### Exercise aim
If a line of the data below holds the word "icon", list it.

### Records provided
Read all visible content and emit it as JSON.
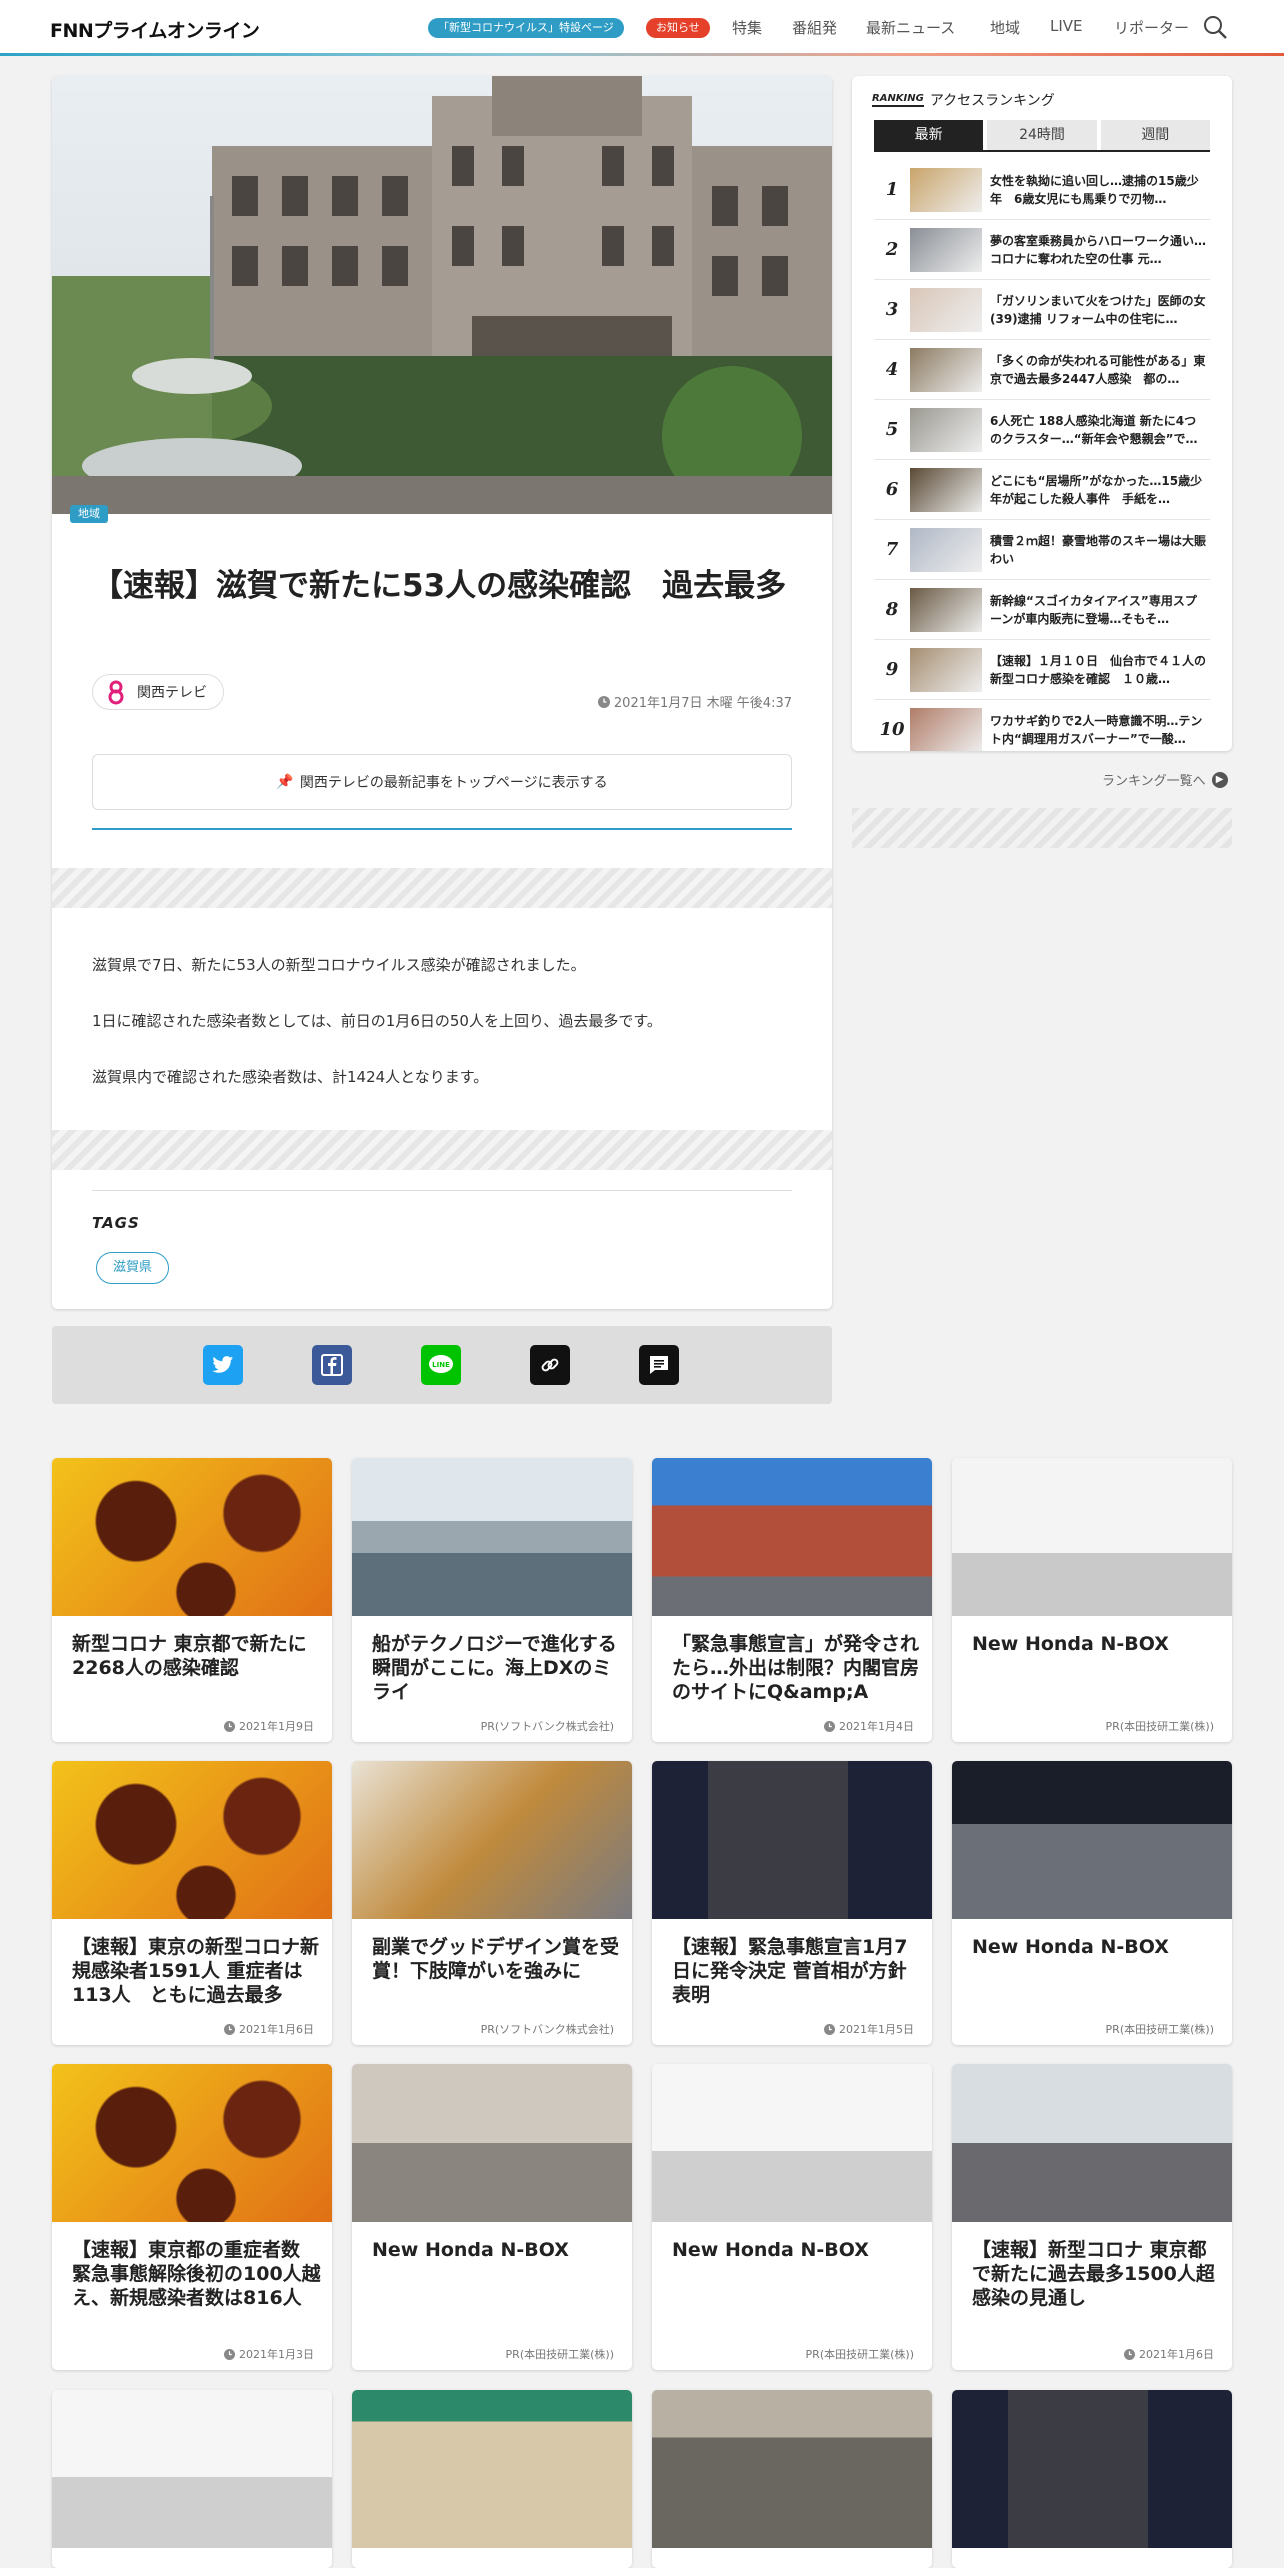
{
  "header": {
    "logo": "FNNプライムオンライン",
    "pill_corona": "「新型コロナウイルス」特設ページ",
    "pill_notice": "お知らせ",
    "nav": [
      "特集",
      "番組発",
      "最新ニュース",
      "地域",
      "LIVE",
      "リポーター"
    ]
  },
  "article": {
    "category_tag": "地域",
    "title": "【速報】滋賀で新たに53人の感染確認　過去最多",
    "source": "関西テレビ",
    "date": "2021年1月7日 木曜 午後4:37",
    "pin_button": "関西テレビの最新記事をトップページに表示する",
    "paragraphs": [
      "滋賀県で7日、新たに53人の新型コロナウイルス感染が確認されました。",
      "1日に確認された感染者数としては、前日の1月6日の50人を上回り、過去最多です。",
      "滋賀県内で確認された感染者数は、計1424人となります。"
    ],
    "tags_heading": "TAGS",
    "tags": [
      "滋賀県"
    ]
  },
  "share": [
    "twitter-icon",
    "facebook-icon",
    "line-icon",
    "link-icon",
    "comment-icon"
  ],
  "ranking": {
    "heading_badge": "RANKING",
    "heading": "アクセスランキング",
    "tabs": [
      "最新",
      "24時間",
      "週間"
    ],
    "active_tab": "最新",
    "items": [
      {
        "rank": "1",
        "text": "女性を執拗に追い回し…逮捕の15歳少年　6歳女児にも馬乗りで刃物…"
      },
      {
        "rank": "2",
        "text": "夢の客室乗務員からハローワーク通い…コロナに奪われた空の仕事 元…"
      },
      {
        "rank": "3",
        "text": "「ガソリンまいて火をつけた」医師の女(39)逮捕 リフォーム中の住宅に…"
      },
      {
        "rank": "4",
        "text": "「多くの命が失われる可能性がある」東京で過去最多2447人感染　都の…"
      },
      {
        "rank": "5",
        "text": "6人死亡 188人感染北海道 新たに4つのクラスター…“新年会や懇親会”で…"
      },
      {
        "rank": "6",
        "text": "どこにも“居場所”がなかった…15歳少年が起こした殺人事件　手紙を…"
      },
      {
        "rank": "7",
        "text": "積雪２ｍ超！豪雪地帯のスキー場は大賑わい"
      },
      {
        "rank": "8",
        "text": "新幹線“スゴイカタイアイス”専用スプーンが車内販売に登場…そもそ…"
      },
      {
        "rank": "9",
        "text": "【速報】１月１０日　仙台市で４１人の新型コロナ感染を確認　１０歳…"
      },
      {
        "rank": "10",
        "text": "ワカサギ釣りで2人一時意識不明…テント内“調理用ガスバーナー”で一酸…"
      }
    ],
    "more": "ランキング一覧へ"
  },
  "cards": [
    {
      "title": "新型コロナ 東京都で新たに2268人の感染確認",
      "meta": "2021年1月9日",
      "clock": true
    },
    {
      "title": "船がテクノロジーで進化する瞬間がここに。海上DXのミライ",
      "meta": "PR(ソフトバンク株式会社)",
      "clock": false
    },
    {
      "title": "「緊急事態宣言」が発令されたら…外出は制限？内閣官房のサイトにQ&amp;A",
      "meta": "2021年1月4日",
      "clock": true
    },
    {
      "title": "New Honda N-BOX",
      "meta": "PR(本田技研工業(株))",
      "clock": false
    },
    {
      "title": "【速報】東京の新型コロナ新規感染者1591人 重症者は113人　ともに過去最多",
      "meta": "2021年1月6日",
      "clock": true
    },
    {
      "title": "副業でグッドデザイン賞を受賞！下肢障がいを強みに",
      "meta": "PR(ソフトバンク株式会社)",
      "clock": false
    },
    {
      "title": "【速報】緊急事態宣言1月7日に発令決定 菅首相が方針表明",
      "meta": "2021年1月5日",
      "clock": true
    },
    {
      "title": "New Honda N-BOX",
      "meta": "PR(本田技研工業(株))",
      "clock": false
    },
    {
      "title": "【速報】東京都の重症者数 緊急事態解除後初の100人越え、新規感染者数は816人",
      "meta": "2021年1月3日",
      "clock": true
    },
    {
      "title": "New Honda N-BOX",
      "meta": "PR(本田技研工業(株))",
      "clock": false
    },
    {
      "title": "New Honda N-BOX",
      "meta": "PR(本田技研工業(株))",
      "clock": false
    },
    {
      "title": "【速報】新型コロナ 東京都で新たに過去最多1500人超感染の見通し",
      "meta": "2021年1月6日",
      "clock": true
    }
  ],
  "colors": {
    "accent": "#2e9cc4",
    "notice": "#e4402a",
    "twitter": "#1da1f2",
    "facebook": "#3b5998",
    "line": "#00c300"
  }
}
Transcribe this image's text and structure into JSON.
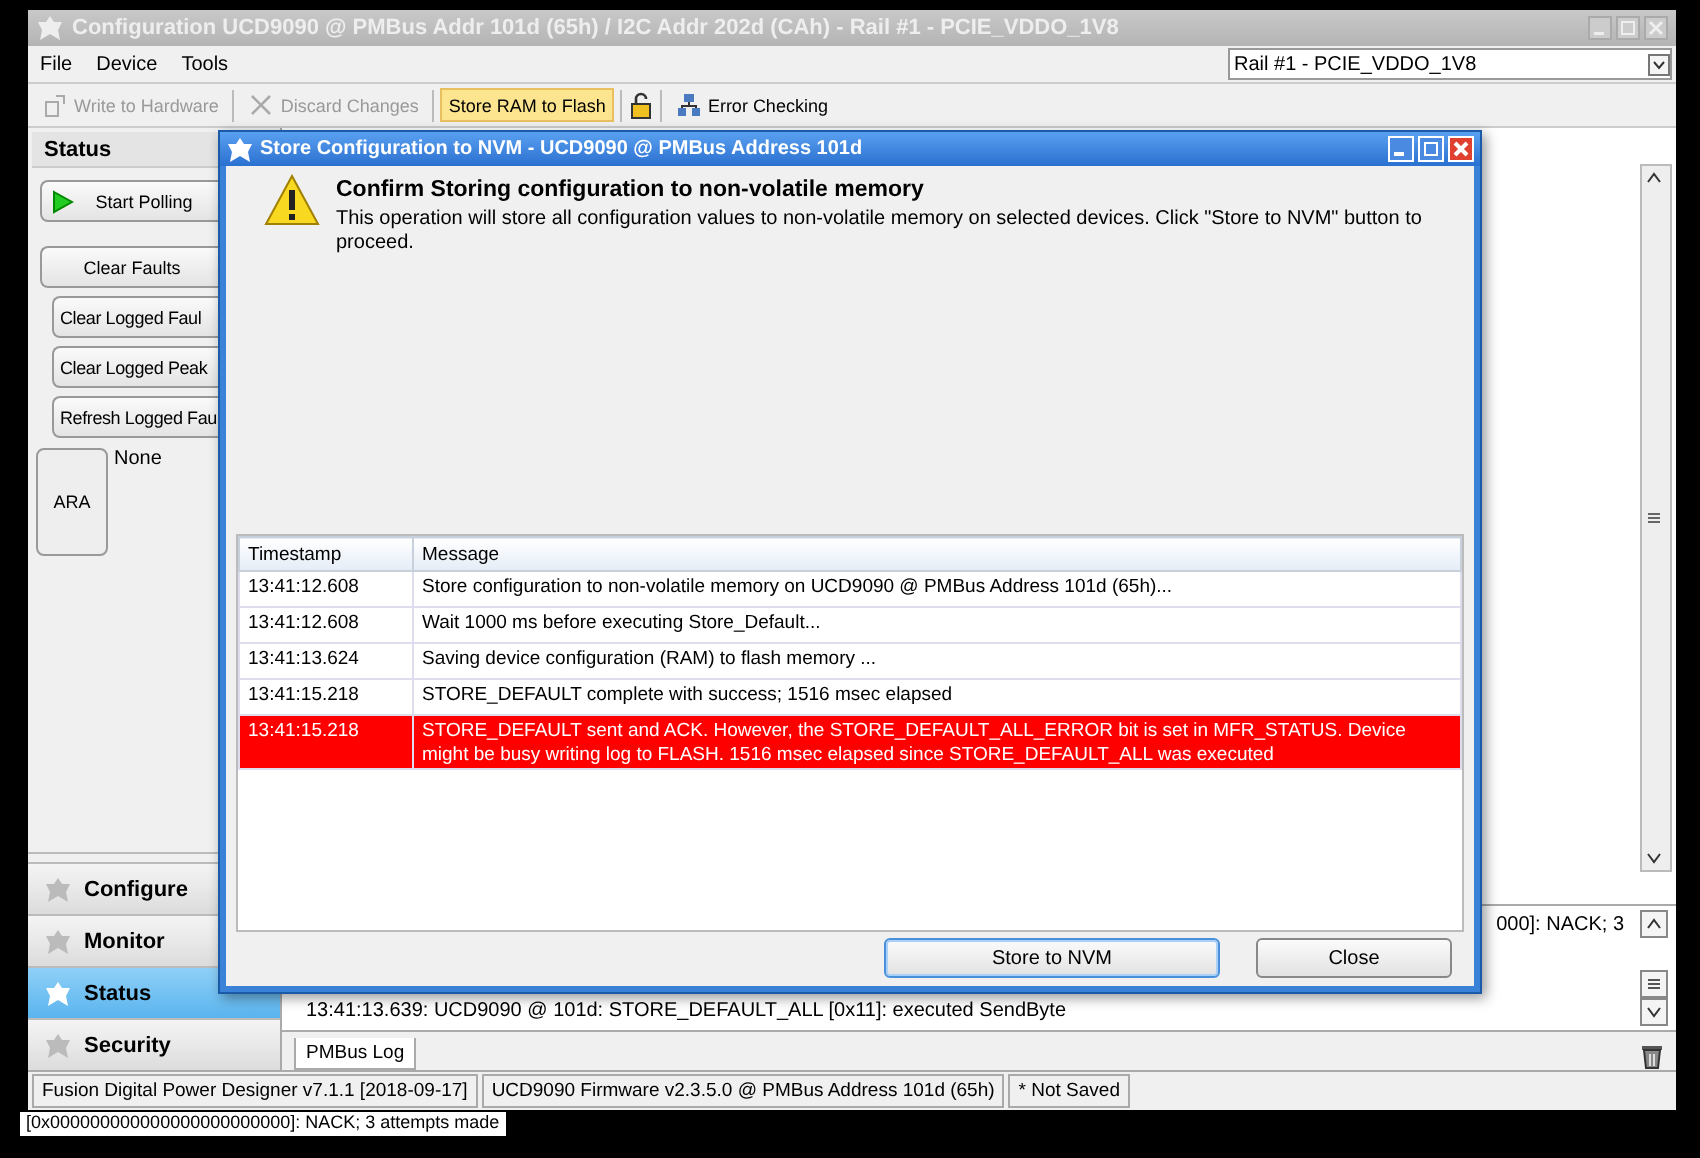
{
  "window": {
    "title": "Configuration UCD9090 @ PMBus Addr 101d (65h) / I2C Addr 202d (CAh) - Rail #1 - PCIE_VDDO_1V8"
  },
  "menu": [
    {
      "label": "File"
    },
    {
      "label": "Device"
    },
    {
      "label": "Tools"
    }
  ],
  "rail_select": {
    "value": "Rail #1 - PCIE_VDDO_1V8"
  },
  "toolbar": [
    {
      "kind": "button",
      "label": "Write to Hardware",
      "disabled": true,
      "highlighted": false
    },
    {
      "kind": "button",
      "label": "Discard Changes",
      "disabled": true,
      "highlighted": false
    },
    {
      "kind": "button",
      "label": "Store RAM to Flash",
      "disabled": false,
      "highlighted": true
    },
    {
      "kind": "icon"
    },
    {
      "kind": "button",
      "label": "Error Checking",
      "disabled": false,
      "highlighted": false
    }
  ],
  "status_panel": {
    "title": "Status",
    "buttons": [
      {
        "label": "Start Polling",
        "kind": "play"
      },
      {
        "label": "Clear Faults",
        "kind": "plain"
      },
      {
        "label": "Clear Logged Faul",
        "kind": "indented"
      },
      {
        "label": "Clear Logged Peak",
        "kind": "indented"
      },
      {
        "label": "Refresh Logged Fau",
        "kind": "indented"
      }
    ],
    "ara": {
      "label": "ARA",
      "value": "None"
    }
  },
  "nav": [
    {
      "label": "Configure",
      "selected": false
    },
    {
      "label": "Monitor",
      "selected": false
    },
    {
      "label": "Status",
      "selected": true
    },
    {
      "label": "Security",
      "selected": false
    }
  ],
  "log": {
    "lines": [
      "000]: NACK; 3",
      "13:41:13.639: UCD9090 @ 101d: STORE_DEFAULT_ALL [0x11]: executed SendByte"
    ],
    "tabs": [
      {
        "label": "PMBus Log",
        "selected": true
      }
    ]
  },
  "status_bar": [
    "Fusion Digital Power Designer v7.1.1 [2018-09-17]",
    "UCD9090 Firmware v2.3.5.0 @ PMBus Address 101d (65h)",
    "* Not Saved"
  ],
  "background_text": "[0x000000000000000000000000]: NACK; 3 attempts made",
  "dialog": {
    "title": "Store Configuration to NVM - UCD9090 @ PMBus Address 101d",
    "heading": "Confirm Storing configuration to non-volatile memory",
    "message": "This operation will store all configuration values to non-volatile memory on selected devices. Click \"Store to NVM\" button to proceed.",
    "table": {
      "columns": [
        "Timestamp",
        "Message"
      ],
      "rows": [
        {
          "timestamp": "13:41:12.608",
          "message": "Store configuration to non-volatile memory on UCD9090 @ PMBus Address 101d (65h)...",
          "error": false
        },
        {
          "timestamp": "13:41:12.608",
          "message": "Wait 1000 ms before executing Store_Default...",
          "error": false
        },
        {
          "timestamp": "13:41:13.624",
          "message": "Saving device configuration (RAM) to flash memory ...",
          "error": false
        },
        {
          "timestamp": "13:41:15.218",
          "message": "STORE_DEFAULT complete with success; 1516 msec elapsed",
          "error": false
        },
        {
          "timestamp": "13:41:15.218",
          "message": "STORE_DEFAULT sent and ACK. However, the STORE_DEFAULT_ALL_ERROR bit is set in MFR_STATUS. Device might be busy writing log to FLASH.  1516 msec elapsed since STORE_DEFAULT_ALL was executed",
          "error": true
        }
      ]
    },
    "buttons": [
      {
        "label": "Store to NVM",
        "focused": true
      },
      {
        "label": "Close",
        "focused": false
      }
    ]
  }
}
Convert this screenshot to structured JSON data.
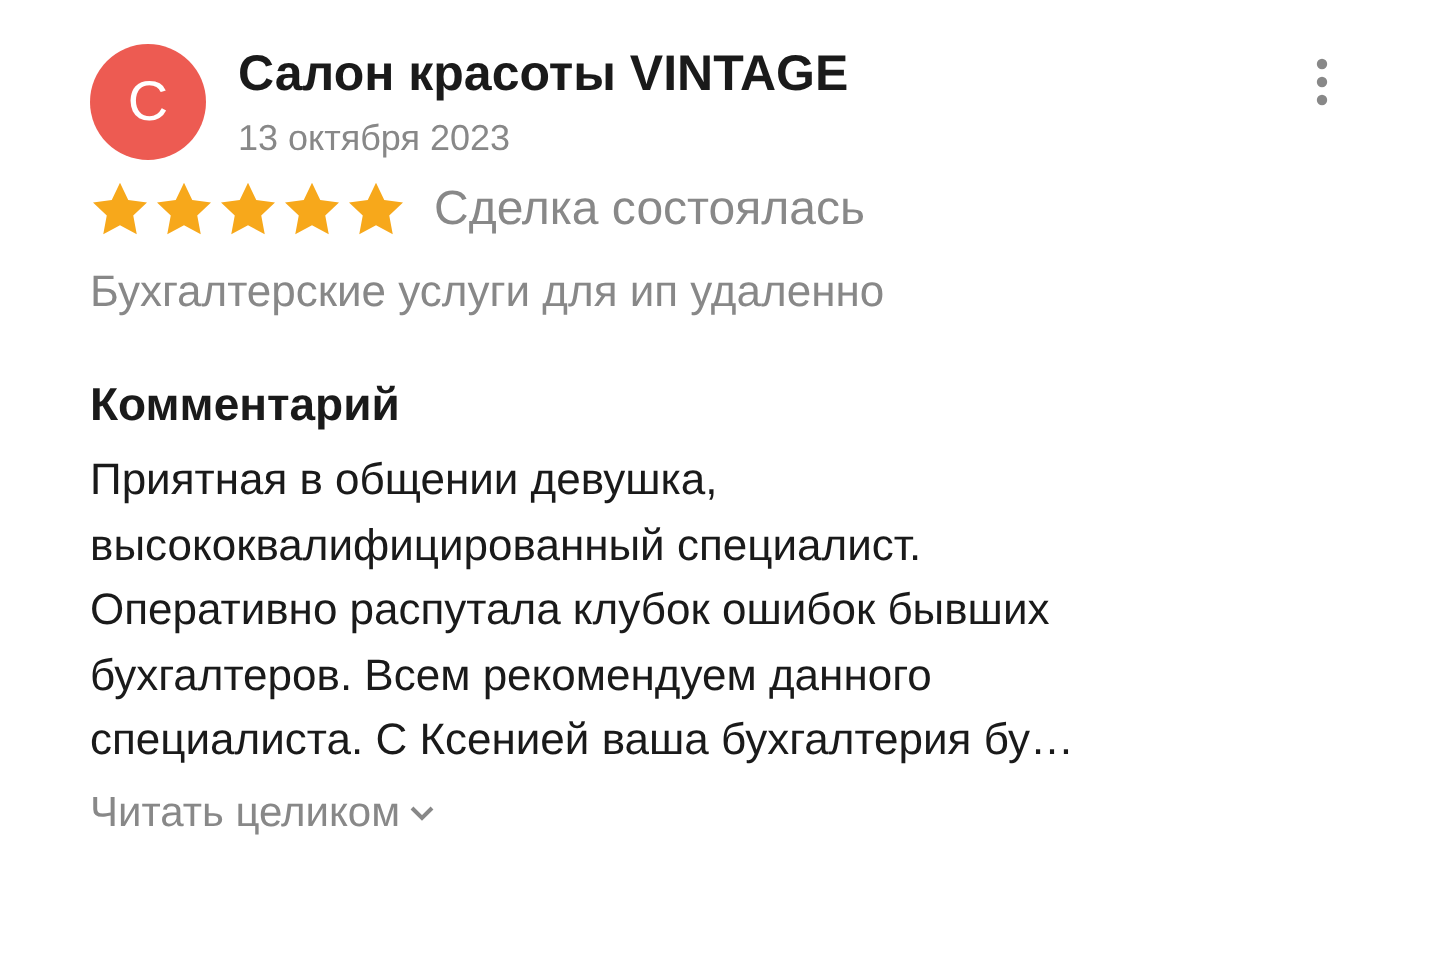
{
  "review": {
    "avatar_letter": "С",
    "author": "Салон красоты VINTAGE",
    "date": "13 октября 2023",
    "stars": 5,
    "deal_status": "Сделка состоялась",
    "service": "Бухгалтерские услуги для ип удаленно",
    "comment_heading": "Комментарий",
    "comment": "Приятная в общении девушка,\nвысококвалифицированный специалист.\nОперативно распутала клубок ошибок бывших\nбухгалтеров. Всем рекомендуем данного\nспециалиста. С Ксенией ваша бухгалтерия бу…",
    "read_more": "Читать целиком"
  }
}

### Result
    "twitter-icon",
    "facebook-icon",
    "line-icon",
    "link-icon",
    "comment-icon"
      "kind": "icon"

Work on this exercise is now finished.